-Do you think Miles is ultimately going to be responsible for getting his mom and himself off the island?
-Remember back when Damon and Carlton were saying that ABC had nixed any more mention of the four-toed statue? Well it appears that they were either jiving us or they convinced ABC that the one little teaser shot they threw into the Season Two finale had real significance to Lost’s endgame. I’m guessing that by the end of this season, we won’t be hearing Lost critics pointing to the statue-foot as an example of the Lost writers “making it up as they go along” anymore.
I re-watched “Dead Is Dead” over the weekend and enjoyed it just as much the second time around. I also had a few further thoughts:
-Kate takes care of Aaron, who’s not really her kid. Ben takes care of Alex, who’s not really his kid. Locke wasn’t raised by his actual mother. Who else has a non-biological parent? Is Roger really Ben’s dad?
-I didn’t say much last week about Ethan joining Ben on the Rousseau raid, because I still have mixed feelings about Ethan becoming a significant character on the show at this late date. It feels a little “fifth Cylon” to me. I’d be shocked if Darlton had this backstory in mind for Ethan before this season began.
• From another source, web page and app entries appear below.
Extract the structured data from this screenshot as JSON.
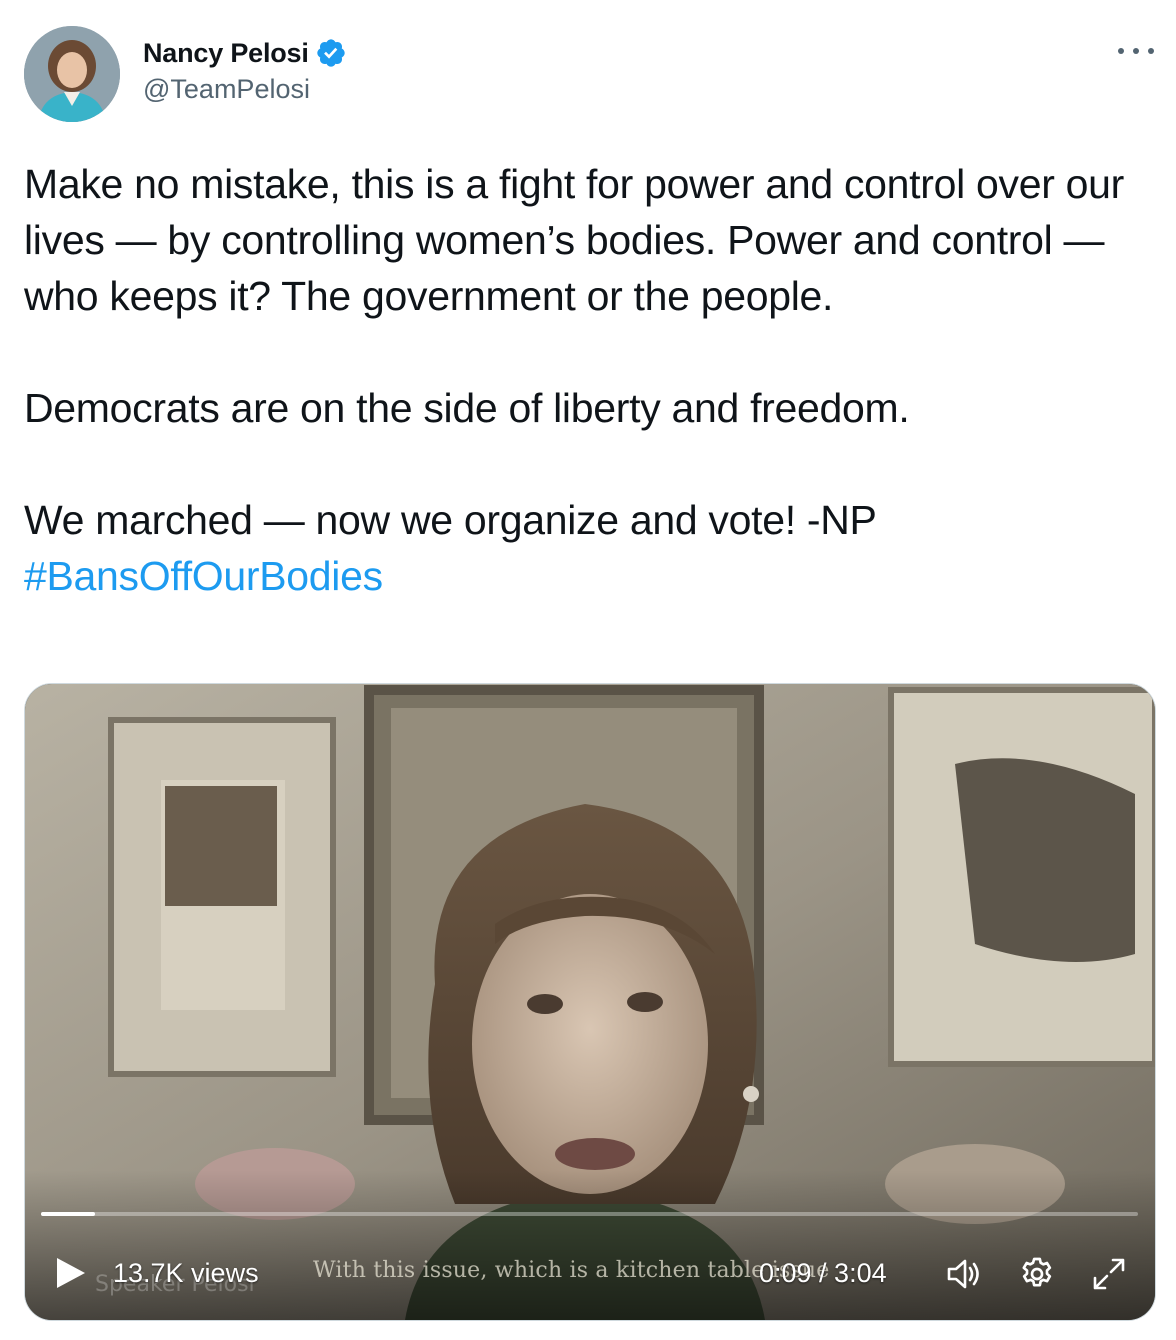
{
  "author": {
    "name": "Nancy Pelosi",
    "handle": "@TeamPelosi",
    "verified": true
  },
  "tweet": {
    "paragraphs": [
      "Make no mistake, this is a fight for power and control over our lives — by controlling women’s bodies. Power and control — who keeps it? The government or the people.",
      "Democrats are on the side of liberty and freedom.",
      "We marched — now we organize and vote! -NP"
    ],
    "hashtag": "#BansOffOurBodies"
  },
  "video": {
    "views": "13.7K views",
    "current_time": "0:09",
    "duration": "3:04",
    "time_text": "0:09 / 3:04",
    "progress_fraction": 0.049,
    "caption": "With this issue, which is a kitchen table issue",
    "watermark": "Speaker Pelosi"
  },
  "icons": {
    "verified": "verified-badge-icon",
    "more": "more-icon",
    "play": "play-icon",
    "volume": "volume-icon",
    "settings": "gear-icon",
    "fullscreen": "fullscreen-icon"
  },
  "colors": {
    "accent": "#1d9bf0",
    "text": "#0f1419",
    "secondary_text": "#536471"
  }
}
-I made a casual reference last week to Locke asking some questions that had been on all of our minds, but I neglected to note one of the big ones for me: Locke asking Ben about whether it was appropriate to lead the island’s people from behind a desk. I asked that very thing a couple of weeks ago. I’d still like an answer. I think that’s going to turn out to be a key point in the Widmore/Linus conflict.
-When Locke says to Ben (regarding being a follower rather than a leader), “Now you know what it was like to be me,” I wonder if he was referring to their relationship in particular, or to his entire life?
-Sun stood where Jin once stood, by The Temple wall.
-On the bookshelf in Alex’s bedroom: Roots, Uncle Tom’s Cabin, Flowers For Algernon.
-I understand the complaints about the special effects—and the content—of The Infamous Final Scene of "Dead Is Dead," but you know what? It still works for me. I got a distinctive Wizard Of Oz vibe off the swirling smoke and the echoing voices, and as we all know, Oz is a major touchstone for this series. It’s over-the-top, but I respect director Stephen Williams and writers Brian K. Vaghan & Elizabeth Sarnoff for going there. Oh, and to anyone who complained about the score in “Dead Is Dead?” You’re nuts. Sometimes Lost gets a little wall-to-wall with the music—especially in comparison to the relatively silent first season—but the soundtrack to “Dead Is Dead” was just about perfect, alternately sentimental and pulse-pounding.